The only unusual element of our plan was that we would have a witness. Ellen was a dear friend and fellow grad student. Ellen had recently decided she was gay. She asked to share the birth of our baby because, “As a lesbian, I’m not likely to experience childbirth myself.” We agreed, and Anne was happy to include Ellen.

Things began well for us, and then not so well. Our baby girl got hung up halfway into this world. We understood the birth would be tricky when we learned the umbilical cord was wrapped around our baby’s throat. Anne told us the delivery was going to be done in the delivery room, and she could not perform it. Hospital rules dictated that a doctor would now supervise the birth. Because the hospital had a rule against extra people in the birthing room, Ellen wasn’t welcome.

And that is how the birth of my only child morphed into a feminist drama. We had suddenly lost control of the birth, and the doctor in command was a stranger. Because he was a man, we feared he would be unsympathetic. Anne stuck a scrub suit on Ellen and gave her a surgical mask. “You are now an intern nurse,” she said. “Keep your mouth shut. If the doctor throws you out, well . . . that’s that. But if we pretend you are an intern maybe he won’t make an issue of it.”

Then we rolled down the hallway to the delivery room. The young doctor looked hard at Ellen. But he said nothing, and we all got busy with the birth.

Having Ellen present was a joy with unanticipated benefits. My wife was totally occupied with the pain and effort of birth, so she saw nothing. I couldn’t see a thing because I was crying uncontrollably. But Ellen saw everything with clear eyes.
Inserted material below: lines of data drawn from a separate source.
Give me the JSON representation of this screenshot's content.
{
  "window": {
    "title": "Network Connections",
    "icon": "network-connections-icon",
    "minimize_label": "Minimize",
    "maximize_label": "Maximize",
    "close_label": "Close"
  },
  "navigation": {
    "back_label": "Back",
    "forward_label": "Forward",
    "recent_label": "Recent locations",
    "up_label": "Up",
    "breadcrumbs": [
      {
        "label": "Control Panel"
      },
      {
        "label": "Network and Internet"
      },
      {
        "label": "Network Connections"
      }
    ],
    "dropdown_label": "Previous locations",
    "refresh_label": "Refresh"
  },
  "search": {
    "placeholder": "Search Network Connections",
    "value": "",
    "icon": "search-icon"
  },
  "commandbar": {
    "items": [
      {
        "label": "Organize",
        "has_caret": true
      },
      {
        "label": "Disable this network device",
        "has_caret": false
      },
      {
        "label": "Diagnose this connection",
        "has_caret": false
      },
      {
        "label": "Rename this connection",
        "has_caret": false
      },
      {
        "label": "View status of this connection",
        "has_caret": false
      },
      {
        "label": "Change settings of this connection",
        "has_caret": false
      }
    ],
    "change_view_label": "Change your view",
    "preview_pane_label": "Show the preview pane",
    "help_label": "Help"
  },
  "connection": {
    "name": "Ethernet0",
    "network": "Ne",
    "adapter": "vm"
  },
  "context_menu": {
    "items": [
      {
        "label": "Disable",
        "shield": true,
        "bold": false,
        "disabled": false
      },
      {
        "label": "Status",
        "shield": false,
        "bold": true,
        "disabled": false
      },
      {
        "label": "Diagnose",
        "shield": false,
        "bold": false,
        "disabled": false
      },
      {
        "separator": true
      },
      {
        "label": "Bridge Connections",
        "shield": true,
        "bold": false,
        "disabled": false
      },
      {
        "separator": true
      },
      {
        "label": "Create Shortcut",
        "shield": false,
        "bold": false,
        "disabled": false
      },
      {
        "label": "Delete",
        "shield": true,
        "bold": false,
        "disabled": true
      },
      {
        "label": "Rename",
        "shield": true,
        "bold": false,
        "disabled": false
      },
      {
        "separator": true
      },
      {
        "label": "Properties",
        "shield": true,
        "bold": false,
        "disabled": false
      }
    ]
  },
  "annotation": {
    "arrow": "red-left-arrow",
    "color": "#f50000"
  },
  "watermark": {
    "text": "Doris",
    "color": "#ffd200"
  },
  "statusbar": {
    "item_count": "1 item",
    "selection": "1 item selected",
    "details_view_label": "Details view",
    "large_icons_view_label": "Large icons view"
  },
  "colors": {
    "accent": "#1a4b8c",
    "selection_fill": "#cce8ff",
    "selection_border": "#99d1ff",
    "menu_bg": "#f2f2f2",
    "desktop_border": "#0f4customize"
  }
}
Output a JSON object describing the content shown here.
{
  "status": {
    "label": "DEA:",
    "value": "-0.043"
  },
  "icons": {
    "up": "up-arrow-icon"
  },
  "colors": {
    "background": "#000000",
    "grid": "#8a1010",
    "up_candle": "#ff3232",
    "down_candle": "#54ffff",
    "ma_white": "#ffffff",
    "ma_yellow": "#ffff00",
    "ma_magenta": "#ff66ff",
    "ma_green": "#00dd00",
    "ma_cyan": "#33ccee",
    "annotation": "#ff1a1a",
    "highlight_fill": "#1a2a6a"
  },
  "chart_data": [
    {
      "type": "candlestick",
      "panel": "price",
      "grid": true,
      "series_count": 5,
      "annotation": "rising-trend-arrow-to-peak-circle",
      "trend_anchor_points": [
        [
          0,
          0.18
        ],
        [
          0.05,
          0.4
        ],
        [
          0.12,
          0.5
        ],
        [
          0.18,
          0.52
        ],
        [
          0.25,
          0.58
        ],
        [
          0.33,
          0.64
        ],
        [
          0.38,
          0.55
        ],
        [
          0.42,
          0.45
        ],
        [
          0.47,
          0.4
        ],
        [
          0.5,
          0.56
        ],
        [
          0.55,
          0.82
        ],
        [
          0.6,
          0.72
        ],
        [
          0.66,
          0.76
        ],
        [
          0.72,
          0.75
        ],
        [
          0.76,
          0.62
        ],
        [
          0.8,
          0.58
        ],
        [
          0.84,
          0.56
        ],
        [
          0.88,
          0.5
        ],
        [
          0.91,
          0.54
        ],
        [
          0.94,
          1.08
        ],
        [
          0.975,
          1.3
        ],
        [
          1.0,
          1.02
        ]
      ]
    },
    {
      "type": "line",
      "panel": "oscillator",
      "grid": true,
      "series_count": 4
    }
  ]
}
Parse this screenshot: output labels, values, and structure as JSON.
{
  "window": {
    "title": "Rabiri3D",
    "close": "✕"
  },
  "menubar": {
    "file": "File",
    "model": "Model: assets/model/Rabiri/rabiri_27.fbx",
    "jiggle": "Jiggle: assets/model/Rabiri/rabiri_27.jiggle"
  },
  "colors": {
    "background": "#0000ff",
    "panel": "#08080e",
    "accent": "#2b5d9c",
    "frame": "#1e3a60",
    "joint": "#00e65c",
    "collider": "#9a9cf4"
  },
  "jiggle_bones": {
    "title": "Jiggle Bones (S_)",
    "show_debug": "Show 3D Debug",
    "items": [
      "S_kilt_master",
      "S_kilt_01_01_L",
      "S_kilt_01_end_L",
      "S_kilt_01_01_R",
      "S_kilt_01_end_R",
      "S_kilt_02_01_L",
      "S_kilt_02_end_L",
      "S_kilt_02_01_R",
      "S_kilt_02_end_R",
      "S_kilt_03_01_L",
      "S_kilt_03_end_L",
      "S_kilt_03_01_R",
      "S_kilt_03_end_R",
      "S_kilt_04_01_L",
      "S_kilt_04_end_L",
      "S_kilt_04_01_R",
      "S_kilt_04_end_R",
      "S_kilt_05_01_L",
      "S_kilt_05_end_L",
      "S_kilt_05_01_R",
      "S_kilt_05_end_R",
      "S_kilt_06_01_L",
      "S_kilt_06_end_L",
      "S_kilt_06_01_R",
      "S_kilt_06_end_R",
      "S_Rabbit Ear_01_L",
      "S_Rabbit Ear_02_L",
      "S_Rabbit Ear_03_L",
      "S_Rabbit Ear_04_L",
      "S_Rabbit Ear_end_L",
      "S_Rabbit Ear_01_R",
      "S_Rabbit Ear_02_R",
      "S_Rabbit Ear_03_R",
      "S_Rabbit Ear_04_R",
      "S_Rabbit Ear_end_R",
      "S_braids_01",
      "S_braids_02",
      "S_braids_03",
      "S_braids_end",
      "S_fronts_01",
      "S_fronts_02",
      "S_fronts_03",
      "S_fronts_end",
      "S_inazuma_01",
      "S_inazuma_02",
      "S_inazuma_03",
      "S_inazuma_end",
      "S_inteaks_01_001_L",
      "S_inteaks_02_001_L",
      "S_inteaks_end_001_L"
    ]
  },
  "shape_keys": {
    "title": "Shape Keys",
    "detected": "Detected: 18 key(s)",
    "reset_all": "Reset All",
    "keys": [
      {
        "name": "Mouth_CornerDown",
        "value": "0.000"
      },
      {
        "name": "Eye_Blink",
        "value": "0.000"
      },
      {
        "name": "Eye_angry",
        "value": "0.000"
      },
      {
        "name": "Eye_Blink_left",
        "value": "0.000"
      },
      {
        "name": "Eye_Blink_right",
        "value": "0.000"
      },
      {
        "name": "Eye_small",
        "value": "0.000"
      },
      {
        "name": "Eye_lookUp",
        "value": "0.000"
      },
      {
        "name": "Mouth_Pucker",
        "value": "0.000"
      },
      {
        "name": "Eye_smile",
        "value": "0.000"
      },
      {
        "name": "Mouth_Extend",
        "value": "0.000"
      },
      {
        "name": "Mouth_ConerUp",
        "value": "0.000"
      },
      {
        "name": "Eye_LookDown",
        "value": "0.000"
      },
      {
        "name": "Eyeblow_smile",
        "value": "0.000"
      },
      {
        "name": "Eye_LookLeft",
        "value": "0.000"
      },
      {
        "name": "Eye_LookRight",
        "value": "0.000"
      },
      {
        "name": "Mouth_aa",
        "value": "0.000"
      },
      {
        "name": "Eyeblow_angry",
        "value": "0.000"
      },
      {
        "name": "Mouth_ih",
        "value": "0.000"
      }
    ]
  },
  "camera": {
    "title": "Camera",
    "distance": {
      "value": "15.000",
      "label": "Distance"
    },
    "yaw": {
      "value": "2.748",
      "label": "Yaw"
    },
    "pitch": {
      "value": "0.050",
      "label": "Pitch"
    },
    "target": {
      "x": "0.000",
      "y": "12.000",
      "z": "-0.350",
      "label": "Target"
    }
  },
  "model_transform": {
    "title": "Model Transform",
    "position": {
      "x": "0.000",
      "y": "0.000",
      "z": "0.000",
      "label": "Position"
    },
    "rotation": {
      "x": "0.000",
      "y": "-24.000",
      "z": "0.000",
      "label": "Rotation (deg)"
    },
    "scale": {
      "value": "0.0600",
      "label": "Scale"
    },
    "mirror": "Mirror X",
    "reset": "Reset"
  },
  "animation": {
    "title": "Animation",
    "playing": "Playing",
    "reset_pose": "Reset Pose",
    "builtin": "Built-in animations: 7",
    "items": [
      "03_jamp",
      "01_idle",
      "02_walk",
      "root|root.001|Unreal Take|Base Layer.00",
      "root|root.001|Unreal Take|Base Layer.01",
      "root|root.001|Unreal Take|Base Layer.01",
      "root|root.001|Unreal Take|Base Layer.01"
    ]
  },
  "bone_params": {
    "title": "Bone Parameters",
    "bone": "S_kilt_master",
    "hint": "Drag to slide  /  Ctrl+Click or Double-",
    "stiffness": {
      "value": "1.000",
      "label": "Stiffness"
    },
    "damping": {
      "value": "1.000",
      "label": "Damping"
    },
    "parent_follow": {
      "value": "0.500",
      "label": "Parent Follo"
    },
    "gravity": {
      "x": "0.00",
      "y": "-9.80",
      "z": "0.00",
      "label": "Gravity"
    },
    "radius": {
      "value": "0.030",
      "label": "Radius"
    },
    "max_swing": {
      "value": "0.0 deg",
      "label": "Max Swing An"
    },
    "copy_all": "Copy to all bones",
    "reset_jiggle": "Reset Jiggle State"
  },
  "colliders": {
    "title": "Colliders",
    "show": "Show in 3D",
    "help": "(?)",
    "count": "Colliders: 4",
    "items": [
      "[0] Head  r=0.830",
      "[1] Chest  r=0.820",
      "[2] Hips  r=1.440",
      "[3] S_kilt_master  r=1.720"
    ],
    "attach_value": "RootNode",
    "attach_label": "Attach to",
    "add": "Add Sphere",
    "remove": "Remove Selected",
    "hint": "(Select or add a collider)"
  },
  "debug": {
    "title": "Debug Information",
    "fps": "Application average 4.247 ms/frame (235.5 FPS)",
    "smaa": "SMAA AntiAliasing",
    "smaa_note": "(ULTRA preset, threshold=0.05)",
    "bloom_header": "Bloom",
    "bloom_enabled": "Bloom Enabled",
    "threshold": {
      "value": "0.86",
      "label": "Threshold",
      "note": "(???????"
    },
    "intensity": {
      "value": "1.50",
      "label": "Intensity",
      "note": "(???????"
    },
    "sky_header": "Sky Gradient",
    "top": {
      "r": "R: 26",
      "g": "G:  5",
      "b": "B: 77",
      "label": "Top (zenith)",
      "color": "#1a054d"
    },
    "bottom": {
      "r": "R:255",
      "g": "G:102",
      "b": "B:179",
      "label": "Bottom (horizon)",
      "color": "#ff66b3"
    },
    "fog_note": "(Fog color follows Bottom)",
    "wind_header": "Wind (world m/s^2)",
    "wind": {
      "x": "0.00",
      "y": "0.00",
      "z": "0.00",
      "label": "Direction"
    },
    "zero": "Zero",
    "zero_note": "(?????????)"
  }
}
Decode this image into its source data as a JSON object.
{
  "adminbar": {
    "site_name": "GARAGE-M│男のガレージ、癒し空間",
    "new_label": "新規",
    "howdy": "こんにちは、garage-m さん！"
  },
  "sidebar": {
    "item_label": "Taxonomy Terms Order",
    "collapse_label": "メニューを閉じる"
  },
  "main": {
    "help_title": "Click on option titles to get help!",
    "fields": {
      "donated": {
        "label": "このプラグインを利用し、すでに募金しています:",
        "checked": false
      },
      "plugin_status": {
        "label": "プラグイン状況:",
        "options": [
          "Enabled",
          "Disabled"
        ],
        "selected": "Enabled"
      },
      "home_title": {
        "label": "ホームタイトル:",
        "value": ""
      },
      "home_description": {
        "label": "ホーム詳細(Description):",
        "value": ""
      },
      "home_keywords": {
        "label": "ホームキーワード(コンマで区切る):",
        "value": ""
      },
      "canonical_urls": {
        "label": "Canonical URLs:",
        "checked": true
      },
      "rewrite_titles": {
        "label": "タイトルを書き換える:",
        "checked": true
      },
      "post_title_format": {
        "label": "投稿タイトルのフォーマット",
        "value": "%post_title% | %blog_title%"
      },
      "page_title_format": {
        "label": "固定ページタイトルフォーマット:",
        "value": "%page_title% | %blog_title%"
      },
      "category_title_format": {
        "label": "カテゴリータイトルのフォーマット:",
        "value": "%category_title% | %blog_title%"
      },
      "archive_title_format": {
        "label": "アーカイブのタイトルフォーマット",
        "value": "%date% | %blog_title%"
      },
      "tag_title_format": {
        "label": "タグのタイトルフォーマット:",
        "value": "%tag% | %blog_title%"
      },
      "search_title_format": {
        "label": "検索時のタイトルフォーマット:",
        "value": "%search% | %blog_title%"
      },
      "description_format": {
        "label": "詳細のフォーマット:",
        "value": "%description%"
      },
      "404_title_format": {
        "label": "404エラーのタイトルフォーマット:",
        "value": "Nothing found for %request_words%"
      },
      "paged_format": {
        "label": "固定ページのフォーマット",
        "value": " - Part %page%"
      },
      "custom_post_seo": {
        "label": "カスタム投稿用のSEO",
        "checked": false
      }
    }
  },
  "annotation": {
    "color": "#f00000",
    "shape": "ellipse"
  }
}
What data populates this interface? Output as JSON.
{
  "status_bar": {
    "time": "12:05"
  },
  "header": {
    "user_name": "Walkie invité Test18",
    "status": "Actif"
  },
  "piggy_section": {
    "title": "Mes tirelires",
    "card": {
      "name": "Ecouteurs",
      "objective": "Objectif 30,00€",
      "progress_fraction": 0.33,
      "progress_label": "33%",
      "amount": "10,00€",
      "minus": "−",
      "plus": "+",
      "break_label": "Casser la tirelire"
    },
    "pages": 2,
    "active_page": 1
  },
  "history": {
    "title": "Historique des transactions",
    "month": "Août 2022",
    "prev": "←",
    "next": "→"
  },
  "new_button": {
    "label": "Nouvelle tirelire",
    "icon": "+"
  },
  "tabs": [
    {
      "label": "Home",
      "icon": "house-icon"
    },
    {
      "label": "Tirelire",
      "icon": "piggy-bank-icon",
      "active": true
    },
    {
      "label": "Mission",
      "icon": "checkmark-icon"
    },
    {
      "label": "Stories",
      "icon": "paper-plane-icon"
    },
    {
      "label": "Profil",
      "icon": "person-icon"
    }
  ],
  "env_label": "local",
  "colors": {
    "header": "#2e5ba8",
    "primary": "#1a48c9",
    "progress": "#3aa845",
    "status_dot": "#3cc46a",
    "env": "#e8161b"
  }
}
She wrote up the experience with affection and specificity and later gave us a copy of it.

I think childbirths are like snowflakes. No two are alike.

Do you have any childbirth stories?